> WORK INSTRUCTION: Keep every word the same. Repeat the records without their images.

> RECORDS PROVIDED:
++++

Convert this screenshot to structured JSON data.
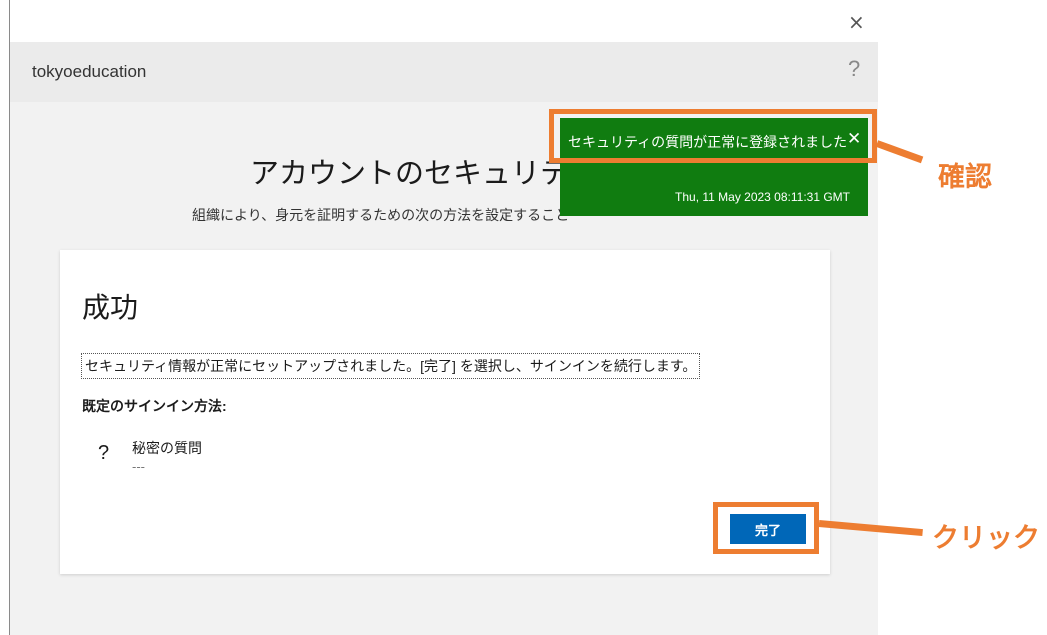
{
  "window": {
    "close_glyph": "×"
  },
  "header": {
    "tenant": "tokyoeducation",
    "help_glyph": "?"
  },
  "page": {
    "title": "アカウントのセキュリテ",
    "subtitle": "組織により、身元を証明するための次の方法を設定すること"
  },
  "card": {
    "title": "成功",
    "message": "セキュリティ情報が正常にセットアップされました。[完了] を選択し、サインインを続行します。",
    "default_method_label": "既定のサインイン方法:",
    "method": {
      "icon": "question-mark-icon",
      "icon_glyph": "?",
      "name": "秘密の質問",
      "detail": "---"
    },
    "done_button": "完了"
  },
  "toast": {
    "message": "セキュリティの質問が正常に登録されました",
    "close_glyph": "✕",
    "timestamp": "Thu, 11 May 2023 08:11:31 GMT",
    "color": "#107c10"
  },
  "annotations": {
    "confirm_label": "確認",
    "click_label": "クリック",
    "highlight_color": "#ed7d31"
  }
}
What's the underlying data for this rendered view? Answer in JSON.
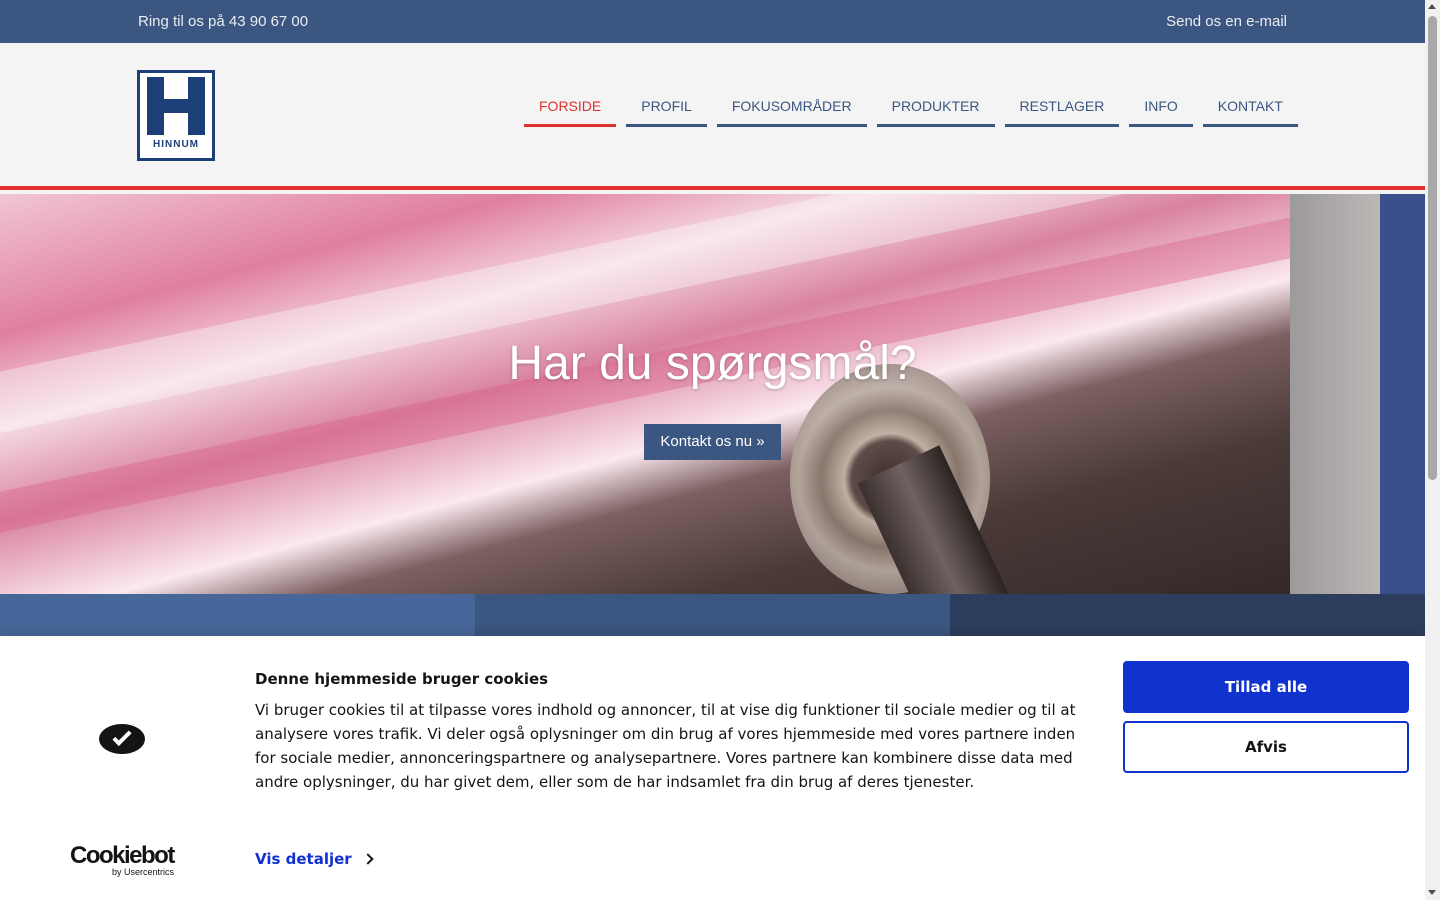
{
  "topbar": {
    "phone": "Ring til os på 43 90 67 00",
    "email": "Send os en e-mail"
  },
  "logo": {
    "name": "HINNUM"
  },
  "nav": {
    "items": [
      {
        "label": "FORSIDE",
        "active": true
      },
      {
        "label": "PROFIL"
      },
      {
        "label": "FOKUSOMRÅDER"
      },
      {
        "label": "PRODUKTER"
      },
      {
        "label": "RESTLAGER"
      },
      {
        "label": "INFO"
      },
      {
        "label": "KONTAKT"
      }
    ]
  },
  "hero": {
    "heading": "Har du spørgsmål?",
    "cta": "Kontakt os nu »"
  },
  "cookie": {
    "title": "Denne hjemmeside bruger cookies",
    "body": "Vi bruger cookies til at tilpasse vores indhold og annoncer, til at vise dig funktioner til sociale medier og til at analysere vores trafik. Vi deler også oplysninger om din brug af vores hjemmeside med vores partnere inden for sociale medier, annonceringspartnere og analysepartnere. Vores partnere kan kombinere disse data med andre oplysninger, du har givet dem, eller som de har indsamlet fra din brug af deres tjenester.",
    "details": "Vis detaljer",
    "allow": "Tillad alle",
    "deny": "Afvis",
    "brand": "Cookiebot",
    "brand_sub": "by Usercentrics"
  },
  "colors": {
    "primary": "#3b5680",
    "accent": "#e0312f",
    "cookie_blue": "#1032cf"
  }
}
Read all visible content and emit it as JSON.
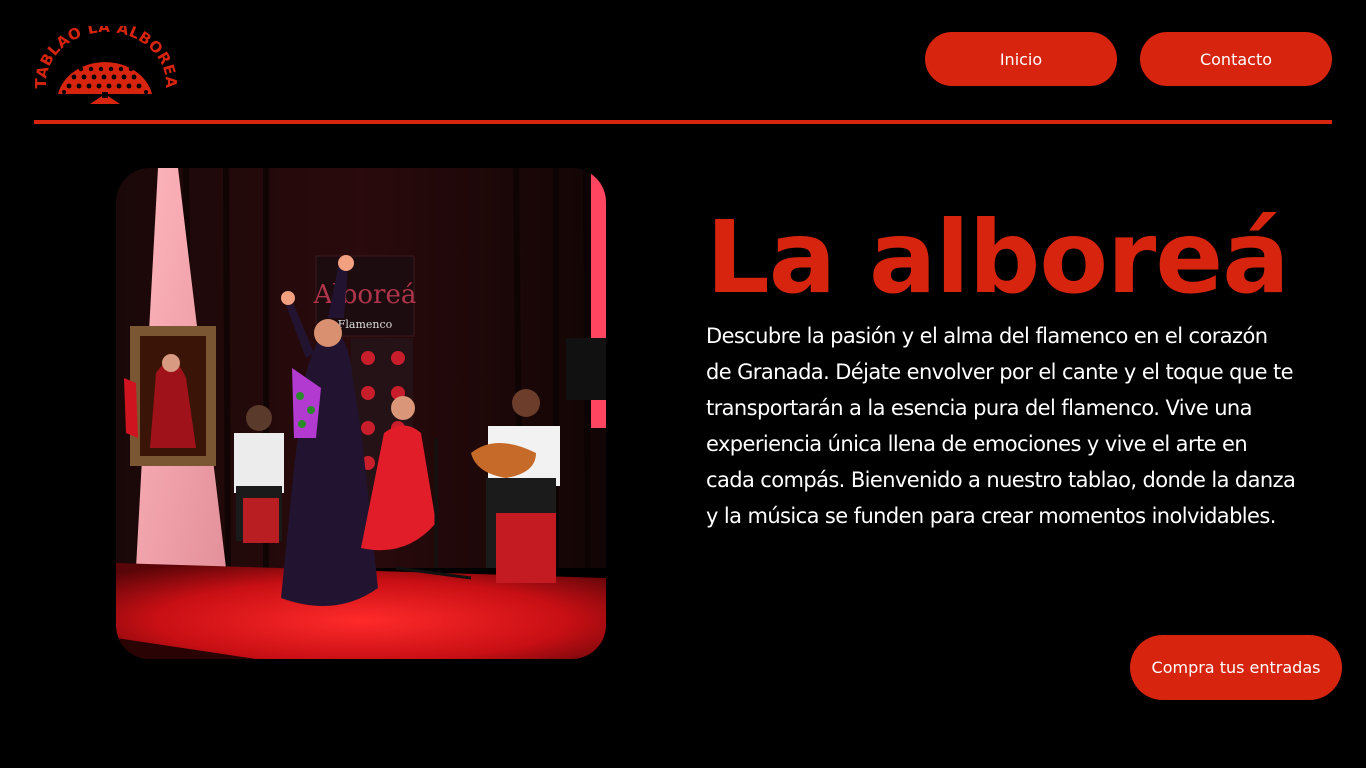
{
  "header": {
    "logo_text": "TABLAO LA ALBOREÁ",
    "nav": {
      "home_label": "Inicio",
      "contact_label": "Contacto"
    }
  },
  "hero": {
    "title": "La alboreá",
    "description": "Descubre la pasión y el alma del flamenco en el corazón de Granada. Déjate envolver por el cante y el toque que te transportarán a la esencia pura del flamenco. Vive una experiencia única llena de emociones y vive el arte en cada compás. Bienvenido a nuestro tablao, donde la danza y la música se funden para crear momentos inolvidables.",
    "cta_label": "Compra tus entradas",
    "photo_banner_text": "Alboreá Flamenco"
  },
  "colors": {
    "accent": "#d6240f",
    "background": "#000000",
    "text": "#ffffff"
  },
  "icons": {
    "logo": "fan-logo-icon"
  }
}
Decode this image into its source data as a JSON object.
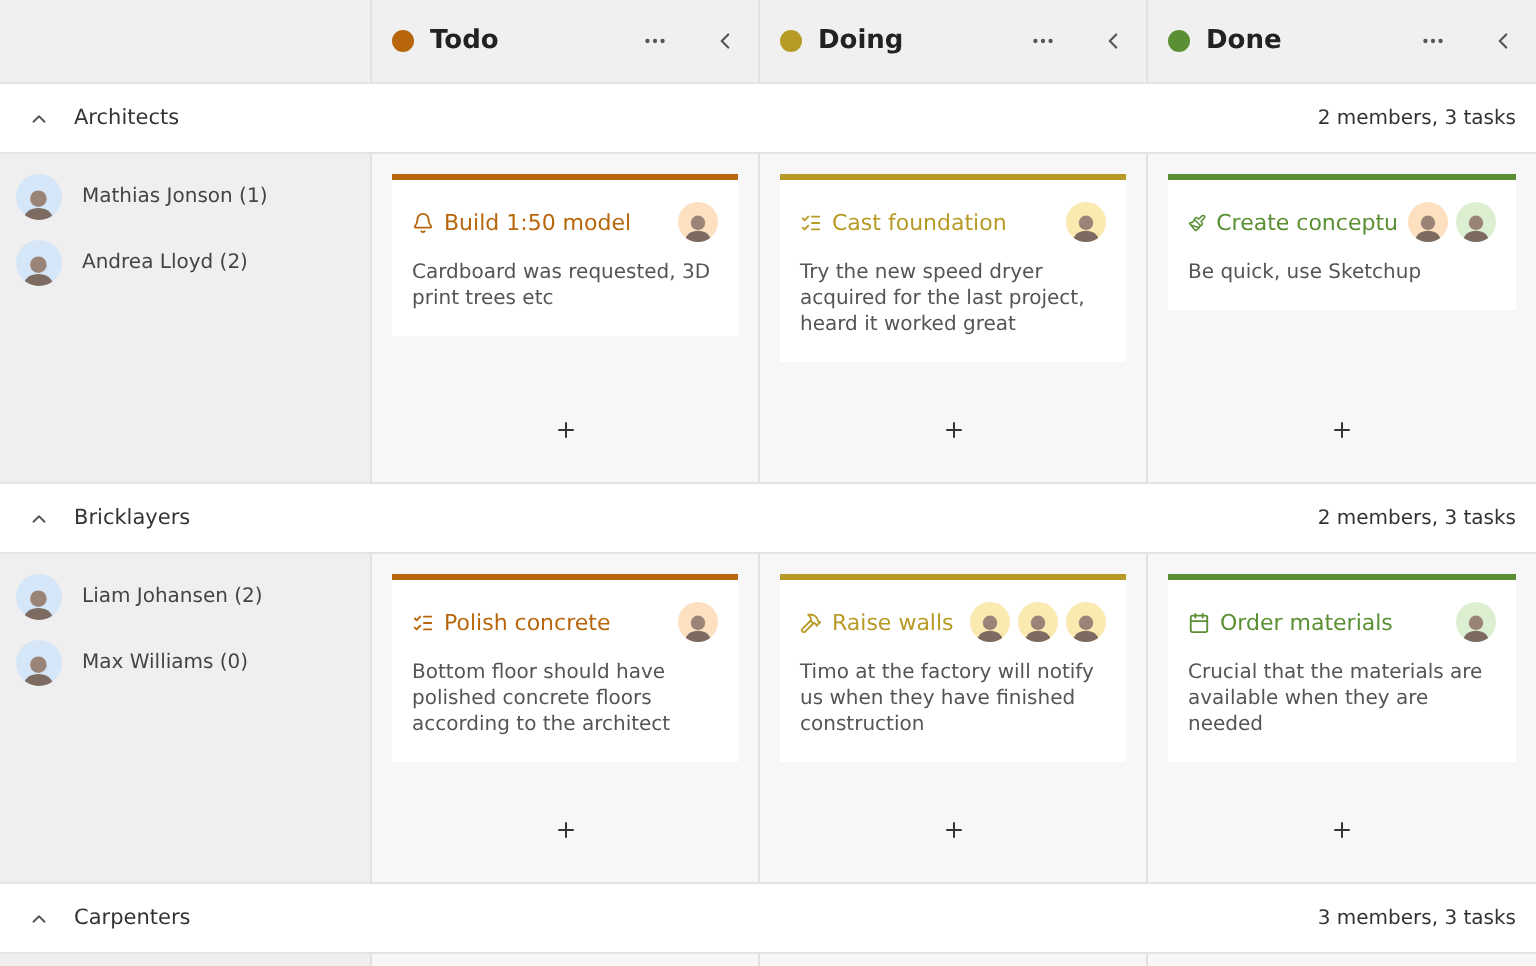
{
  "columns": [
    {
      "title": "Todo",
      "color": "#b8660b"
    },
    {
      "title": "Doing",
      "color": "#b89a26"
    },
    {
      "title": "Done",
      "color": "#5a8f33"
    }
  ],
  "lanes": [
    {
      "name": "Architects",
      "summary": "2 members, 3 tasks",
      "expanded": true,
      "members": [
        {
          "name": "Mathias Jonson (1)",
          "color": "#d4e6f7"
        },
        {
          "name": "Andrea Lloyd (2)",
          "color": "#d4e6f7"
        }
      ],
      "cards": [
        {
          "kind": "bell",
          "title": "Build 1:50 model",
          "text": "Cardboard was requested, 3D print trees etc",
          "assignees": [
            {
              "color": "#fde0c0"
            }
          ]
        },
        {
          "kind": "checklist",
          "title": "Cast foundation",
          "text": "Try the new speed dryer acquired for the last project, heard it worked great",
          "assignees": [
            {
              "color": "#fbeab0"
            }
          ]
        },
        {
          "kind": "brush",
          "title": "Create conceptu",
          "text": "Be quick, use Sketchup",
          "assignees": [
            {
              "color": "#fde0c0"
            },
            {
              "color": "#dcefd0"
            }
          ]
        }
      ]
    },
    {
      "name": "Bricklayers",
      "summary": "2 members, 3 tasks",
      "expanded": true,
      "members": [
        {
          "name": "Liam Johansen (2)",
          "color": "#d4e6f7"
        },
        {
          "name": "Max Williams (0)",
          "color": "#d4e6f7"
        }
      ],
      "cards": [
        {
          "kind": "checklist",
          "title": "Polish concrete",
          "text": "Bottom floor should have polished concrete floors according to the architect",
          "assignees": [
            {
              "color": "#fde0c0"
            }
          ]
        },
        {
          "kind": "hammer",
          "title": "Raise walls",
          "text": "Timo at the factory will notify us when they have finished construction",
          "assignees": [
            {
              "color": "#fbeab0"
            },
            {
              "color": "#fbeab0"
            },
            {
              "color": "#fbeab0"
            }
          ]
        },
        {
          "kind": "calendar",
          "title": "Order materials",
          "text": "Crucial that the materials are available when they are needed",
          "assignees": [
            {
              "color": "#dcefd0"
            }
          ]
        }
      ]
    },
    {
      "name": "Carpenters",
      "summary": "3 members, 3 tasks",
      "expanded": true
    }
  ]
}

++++

> ANSWER SECTION:
Convert this screenshot to structured JSON data.
{
  "window": {
    "close_glyph": "×"
  },
  "header": {
    "tenant": "tokyoeducation",
    "help_glyph": "?"
  },
  "page": {
    "title": "アカウントのセキュリテ",
    "subtitle": "組織により、身元を証明するための次の方法を設定すること"
  },
  "card": {
    "title": "成功",
    "message": "セキュリティ情報が正常にセットアップされました。[完了] を選択し、サインインを続行します。",
    "default_method_label": "既定のサインイン方法:",
    "method": {
      "icon": "question-mark-icon",
      "icon_glyph": "?",
      "name": "秘密の質問",
      "detail": "---"
    },
    "done_button": "完了"
  },
  "toast": {
    "message": "セキュリティの質問が正常に登録されました",
    "close_glyph": "✕",
    "timestamp": "Thu, 11 May 2023 08:11:31 GMT",
    "color": "#107c10"
  },
  "annotations": {
    "confirm_label": "確認",
    "click_label": "クリック",
    "highlight_color": "#ed7d31"
  }
}
What's the underlying data for this rendered view? Answer in JSON.
{
  "topbar": {
    "phone": "Ring til os på 43 90 67 00",
    "email": "Send os en e-mail"
  },
  "logo": {
    "name": "HINNUM"
  },
  "nav": {
    "items": [
      {
        "label": "FORSIDE",
        "active": true
      },
      {
        "label": "PROFIL"
      },
      {
        "label": "FOKUSOMRÅDER"
      },
      {
        "label": "PRODUKTER"
      },
      {
        "label": "RESTLAGER"
      },
      {
        "label": "INFO"
      },
      {
        "label": "KONTAKT"
      }
    ]
  },
  "hero": {
    "heading": "Har du spørgsmål?",
    "cta": "Kontakt os nu »"
  },
  "cookie": {
    "title": "Denne hjemmeside bruger cookies",
    "body": "Vi bruger cookies til at tilpasse vores indhold og annoncer, til at vise dig funktioner til sociale medier og til at analysere vores trafik. Vi deler også oplysninger om din brug af vores hjemmeside med vores partnere inden for sociale medier, annonceringspartnere og analysepartnere. Vores partnere kan kombinere disse data med andre oplysninger, du har givet dem, eller som de har indsamlet fra din brug af deres tjenester.",
    "details": "Vis detaljer",
    "allow": "Tillad alle",
    "deny": "Afvis",
    "brand": "Cookiebot",
    "brand_sub": "by Usercentrics"
  },
  "colors": {
    "primary": "#3b5680",
    "accent": "#e0312f",
    "cookie_blue": "#1032cf"
  }
}
Read all visible content and emit it as JSON.
{
  "header": {
    "logo_text": "TABLAO LA ALBOREÁ",
    "nav": {
      "home_label": "Inicio",
      "contact_label": "Contacto"
    }
  },
  "hero": {
    "title": "La alboreá",
    "description": "Descubre la pasión y el alma del flamenco en el corazón de Granada. Déjate envolver por el cante y el toque que te transportarán a la esencia pura del flamenco. Vive una experiencia única llena de emociones y vive el arte en cada compás. Bienvenido a nuestro tablao, donde la danza y la música se funden para crear momentos inolvidables.",
    "cta_label": "Compra tus entradas",
    "photo_banner_text": "Alboreá Flamenco"
  },
  "colors": {
    "accent": "#d6240f",
    "background": "#000000",
    "text": "#ffffff"
  },
  "icons": {
    "logo": "fan-logo-icon"
  }
}
Decode this image into its source data as a JSON object.
{
  "columns": [
    {
      "title": "Todo",
      "color": "#b8660b"
    },
    {
      "title": "Doing",
      "color": "#b89a26"
    },
    {
      "title": "Done",
      "color": "#5a8f33"
    }
  ],
  "lanes": [
    {
      "name": "Architects",
      "summary": "2 members, 3 tasks",
      "expanded": true,
      "members": [
        {
          "name": "Mathias Jonson (1)",
          "color": "#d4e6f7"
        },
        {
          "name": "Andrea Lloyd (2)",
          "color": "#d4e6f7"
        }
      ],
      "cards": [
        {
          "kind": "bell",
          "title": "Build 1:50 model",
          "text": "Cardboard was requested, 3D print trees etc",
          "assignees": [
            {
              "color": "#fde0c0"
            }
          ]
        },
        {
          "kind": "checklist",
          "title": "Cast foundation",
          "text": "Try the new speed dryer acquired for the last project, heard it worked great",
          "assignees": [
            {
              "color": "#fbeab0"
            }
          ]
        },
        {
          "kind": "brush",
          "title": "Create conceptu",
          "text": "Be quick, use Sketchup",
          "assignees": [
            {
              "color": "#fde0c0"
            },
            {
              "color": "#dcefd0"
            }
          ]
        }
      ]
    },
    {
      "name": "Bricklayers",
      "summary": "2 members, 3 tasks",
      "expanded": true,
      "members": [
        {
          "name": "Liam Johansen (2)",
          "color": "#d4e6f7"
        },
        {
          "name": "Max Williams (0)",
          "color": "#d4e6f7"
        }
      ],
      "cards": [
        {
          "kind": "checklist",
          "title": "Polish concrete",
          "text": "Bottom floor should have polished concrete floors according to the architect",
          "assignees": [
            {
              "color": "#fde0c0"
            }
          ]
        },
        {
          "kind": "hammer",
          "title": "Raise walls",
          "text": "Timo at the factory will notify us when they have finished construction",
          "assignees": [
            {
              "color": "#fbeab0"
            },
            {
              "color": "#fbeab0"
            },
            {
              "color": "#fbeab0"
            }
          ]
        },
        {
          "kind": "calendar",
          "title": "Order materials",
          "text": "Crucial that the materials are available when they are needed",
          "assignees": [
            {
              "color": "#dcefd0"
            }
          ]
        }
      ]
    },
    {
      "name": "Carpenters",
      "summary": "3 members, 3 tasks",
      "expanded": true
    }
  ]
}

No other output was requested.